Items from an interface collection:
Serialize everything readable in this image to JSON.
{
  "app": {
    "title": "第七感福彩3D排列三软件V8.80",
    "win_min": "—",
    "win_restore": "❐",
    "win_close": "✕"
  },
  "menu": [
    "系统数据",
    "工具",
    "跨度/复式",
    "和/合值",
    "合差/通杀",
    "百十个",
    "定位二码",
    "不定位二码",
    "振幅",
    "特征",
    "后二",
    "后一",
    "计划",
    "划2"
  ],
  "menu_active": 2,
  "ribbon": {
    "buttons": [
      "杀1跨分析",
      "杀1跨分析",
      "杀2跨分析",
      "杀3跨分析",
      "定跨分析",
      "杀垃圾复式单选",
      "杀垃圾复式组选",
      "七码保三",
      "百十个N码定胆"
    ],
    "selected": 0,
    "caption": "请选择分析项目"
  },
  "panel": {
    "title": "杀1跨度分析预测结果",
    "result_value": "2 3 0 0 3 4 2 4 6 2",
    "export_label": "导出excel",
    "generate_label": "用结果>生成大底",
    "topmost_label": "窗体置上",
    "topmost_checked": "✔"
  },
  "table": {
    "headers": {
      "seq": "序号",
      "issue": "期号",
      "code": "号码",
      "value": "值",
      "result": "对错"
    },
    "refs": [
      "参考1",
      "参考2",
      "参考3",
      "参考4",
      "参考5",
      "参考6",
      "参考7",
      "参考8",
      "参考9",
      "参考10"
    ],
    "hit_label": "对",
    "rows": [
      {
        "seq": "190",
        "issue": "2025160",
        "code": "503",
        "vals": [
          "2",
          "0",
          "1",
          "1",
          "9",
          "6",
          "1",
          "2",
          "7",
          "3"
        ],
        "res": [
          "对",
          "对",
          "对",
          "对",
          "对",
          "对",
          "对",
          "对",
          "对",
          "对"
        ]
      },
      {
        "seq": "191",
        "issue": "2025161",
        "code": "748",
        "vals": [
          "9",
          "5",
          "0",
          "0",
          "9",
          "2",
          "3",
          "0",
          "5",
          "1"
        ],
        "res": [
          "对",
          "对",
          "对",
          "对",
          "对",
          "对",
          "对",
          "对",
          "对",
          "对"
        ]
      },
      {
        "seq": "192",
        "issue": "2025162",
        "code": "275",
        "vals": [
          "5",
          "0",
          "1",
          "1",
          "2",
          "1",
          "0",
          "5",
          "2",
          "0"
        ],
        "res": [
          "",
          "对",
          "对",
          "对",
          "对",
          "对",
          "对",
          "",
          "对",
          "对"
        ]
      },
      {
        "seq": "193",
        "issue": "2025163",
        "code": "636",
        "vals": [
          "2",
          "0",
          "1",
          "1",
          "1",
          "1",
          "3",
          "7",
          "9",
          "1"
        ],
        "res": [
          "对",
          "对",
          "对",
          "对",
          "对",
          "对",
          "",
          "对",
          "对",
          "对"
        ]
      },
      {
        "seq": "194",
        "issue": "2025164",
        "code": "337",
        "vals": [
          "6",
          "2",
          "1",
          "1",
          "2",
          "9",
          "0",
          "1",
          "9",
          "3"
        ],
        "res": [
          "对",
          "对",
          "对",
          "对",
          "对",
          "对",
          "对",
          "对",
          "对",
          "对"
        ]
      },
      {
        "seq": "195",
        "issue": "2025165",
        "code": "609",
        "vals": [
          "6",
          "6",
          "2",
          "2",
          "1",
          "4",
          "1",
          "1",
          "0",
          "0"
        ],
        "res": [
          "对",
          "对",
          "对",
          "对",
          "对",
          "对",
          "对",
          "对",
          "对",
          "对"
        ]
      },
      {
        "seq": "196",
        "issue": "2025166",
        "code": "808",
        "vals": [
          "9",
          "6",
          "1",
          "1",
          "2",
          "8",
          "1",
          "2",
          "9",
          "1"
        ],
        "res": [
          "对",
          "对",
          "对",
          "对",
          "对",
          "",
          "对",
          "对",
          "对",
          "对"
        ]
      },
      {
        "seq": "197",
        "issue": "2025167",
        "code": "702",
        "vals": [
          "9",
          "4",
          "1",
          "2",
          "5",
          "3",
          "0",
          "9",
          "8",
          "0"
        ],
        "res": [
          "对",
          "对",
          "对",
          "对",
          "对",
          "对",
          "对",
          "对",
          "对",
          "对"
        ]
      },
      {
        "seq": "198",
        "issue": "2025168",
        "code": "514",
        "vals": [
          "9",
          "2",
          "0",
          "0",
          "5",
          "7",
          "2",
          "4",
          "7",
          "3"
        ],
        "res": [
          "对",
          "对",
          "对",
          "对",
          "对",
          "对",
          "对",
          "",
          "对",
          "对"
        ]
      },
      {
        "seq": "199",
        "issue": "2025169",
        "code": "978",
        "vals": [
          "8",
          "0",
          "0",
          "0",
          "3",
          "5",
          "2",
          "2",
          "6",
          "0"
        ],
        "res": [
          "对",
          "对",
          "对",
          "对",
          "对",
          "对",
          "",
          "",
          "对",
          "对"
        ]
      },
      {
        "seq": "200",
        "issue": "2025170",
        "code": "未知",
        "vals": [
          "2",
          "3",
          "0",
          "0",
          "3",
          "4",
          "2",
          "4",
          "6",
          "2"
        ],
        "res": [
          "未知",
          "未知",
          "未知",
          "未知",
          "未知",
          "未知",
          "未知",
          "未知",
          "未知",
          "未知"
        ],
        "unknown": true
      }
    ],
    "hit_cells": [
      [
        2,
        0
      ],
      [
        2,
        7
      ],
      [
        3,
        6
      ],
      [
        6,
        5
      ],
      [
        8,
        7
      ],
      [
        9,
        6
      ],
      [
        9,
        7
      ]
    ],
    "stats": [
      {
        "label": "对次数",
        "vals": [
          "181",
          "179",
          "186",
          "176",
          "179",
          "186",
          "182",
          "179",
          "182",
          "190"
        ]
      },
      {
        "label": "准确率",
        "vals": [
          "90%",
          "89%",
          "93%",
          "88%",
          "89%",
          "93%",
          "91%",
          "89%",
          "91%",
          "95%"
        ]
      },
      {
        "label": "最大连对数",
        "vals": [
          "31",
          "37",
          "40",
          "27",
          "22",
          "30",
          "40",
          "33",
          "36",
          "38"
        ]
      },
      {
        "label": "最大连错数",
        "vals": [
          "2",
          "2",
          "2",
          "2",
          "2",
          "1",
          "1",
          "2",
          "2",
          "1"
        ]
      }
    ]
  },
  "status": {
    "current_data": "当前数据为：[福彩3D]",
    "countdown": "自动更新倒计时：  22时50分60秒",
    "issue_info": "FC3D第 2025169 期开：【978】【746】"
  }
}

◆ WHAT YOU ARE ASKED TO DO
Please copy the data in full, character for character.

◆ SOLUTION TO THE PROBLEM
Serialize everything readable in this image to JSON.
{
  "app": {
    "title": "第七感福彩3D排列三软件V8.80",
    "win_min": "—",
    "win_restore": "❐",
    "win_close": "✕"
  },
  "menu": [
    "系统数据",
    "工具",
    "跨度/复式",
    "和/合值",
    "合差/通杀",
    "百十个",
    "定位二码",
    "不定位二码",
    "振幅",
    "特征",
    "后二",
    "后一",
    "计划",
    "划2"
  ],
  "menu_active": 2,
  "ribbon": {
    "buttons": [
      "杀1跨分析",
      "杀1跨分析",
      "杀2跨分析",
      "杀3跨分析",
      "定跨分析",
      "杀垃圾复式单选",
      "杀垃圾复式组选",
      "七码保三",
      "百十个N码定胆"
    ],
    "selected": 0,
    "caption": "请选择分析项目"
  },
  "panel": {
    "title": "杀1跨度分析预测结果",
    "result_value": "2 3 0 0 3 4 2 4 6 2",
    "export_label": "导出excel",
    "generate_label": "用结果>生成大底",
    "topmost_label": "窗体置上",
    "topmost_checked": "✔"
  },
  "table": {
    "headers": {
      "seq": "序号",
      "issue": "期号",
      "code": "号码",
      "value": "值",
      "result": "对错"
    },
    "refs": [
      "参考1",
      "参考2",
      "参考3",
      "参考4",
      "参考5",
      "参考6",
      "参考7",
      "参考8",
      "参考9",
      "参考10"
    ],
    "hit_label": "对",
    "rows": [
      {
        "seq": "190",
        "issue": "2025160",
        "code": "503",
        "vals": [
          "2",
          "0",
          "1",
          "1",
          "9",
          "6",
          "1",
          "2",
          "7",
          "3"
        ],
        "res": [
          "对",
          "对",
          "对",
          "对",
          "对",
          "对",
          "对",
          "对",
          "对",
          "对"
        ]
      },
      {
        "seq": "191",
        "issue": "2025161",
        "code": "748",
        "vals": [
          "9",
          "5",
          "0",
          "0",
          "9",
          "2",
          "3",
          "0",
          "5",
          "1"
        ],
        "res": [
          "对",
          "对",
          "对",
          "对",
          "对",
          "对",
          "对",
          "对",
          "对",
          "对"
        ]
      },
      {
        "seq": "192",
        "issue": "2025162",
        "code": "275",
        "vals": [
          "5",
          "0",
          "1",
          "1",
          "2",
          "1",
          "0",
          "5",
          "2",
          "0"
        ],
        "res": [
          "",
          "对",
          "对",
          "对",
          "对",
          "对",
          "对",
          "",
          "对",
          "对"
        ]
      },
      {
        "seq": "193",
        "issue": "2025163",
        "code": "636",
        "vals": [
          "2",
          "0",
          "1",
          "1",
          "1",
          "1",
          "3",
          "7",
          "9",
          "1"
        ],
        "res": [
          "对",
          "对",
          "对",
          "对",
          "对",
          "对",
          "",
          "对",
          "对",
          "对"
        ]
      },
      {
        "seq": "194",
        "issue": "2025164",
        "code": "337",
        "vals": [
          "6",
          "2",
          "1",
          "1",
          "2",
          "9",
          "0",
          "1",
          "9",
          "3"
        ],
        "res": [
          "对",
          "对",
          "对",
          "对",
          "对",
          "对",
          "对",
          "对",
          "对",
          "对"
        ]
      },
      {
        "seq": "195",
        "issue": "2025165",
        "code": "609",
        "vals": [
          "6",
          "6",
          "2",
          "2",
          "1",
          "4",
          "1",
          "1",
          "0",
          "0"
        ],
        "res": [
          "对",
          "对",
          "对",
          "对",
          "对",
          "对",
          "对",
          "对",
          "对",
          "对"
        ]
      },
      {
        "seq": "196",
        "issue": "2025166",
        "code": "808",
        "vals": [
          "9",
          "6",
          "1",
          "1",
          "2",
          "8",
          "1",
          "2",
          "9",
          "1"
        ],
        "res": [
          "对",
          "对",
          "对",
          "对",
          "对",
          "",
          "对",
          "对",
          "对",
          "对"
        ]
      },
      {
        "seq": "197",
        "issue": "2025167",
        "code": "702",
        "vals": [
          "9",
          "4",
          "1",
          "2",
          "5",
          "3",
          "0",
          "9",
          "8",
          "0"
        ],
        "res": [
          "对",
          "对",
          "对",
          "对",
          "对",
          "对",
          "对",
          "对",
          "对",
          "对"
        ]
      },
      {
        "seq": "198",
        "issue": "2025168",
        "code": "514",
        "vals": [
          "9",
          "2",
          "0",
          "0",
          "5",
          "7",
          "2",
          "4",
          "7",
          "3"
        ],
        "res": [
          "对",
          "对",
          "对",
          "对",
          "对",
          "对",
          "对",
          "",
          "对",
          "对"
        ]
      },
      {
        "seq": "199",
        "issue": "2025169",
        "code": "978",
        "vals": [
          "8",
          "0",
          "0",
          "0",
          "3",
          "5",
          "2",
          "2",
          "6",
          "0"
        ],
        "res": [
          "对",
          "对",
          "对",
          "对",
          "对",
          "对",
          "",
          "",
          "对",
          "对"
        ]
      },
      {
        "seq": "200",
        "issue": "2025170",
        "code": "未知",
        "vals": [
          "2",
          "3",
          "0",
          "0",
          "3",
          "4",
          "2",
          "4",
          "6",
          "2"
        ],
        "res": [
          "未知",
          "未知",
          "未知",
          "未知",
          "未知",
          "未知",
          "未知",
          "未知",
          "未知",
          "未知"
        ],
        "unknown": true
      }
    ],
    "hit_cells": [
      [
        2,
        0
      ],
      [
        2,
        7
      ],
      [
        3,
        6
      ],
      [
        6,
        5
      ],
      [
        8,
        7
      ],
      [
        9,
        6
      ],
      [
        9,
        7
      ]
    ],
    "stats": [
      {
        "label": "对次数",
        "vals": [
          "181",
          "179",
          "186",
          "176",
          "179",
          "186",
          "182",
          "179",
          "182",
          "190"
        ]
      },
      {
        "label": "准确率",
        "vals": [
          "90%",
          "89%",
          "93%",
          "88%",
          "89%",
          "93%",
          "91%",
          "89%",
          "91%",
          "95%"
        ]
      },
      {
        "label": "最大连对数",
        "vals": [
          "31",
          "37",
          "40",
          "27",
          "22",
          "30",
          "40",
          "33",
          "36",
          "38"
        ]
      },
      {
        "label": "最大连错数",
        "vals": [
          "2",
          "2",
          "2",
          "2",
          "2",
          "1",
          "1",
          "2",
          "2",
          "1"
        ]
      }
    ]
  },
  "status": {
    "current_data": "当前数据为：[福彩3D]",
    "countdown": "自动更新倒计时：  22时50分60秒",
    "issue_info": "FC3D第 2025169 期开：【978】【746】"
  }
}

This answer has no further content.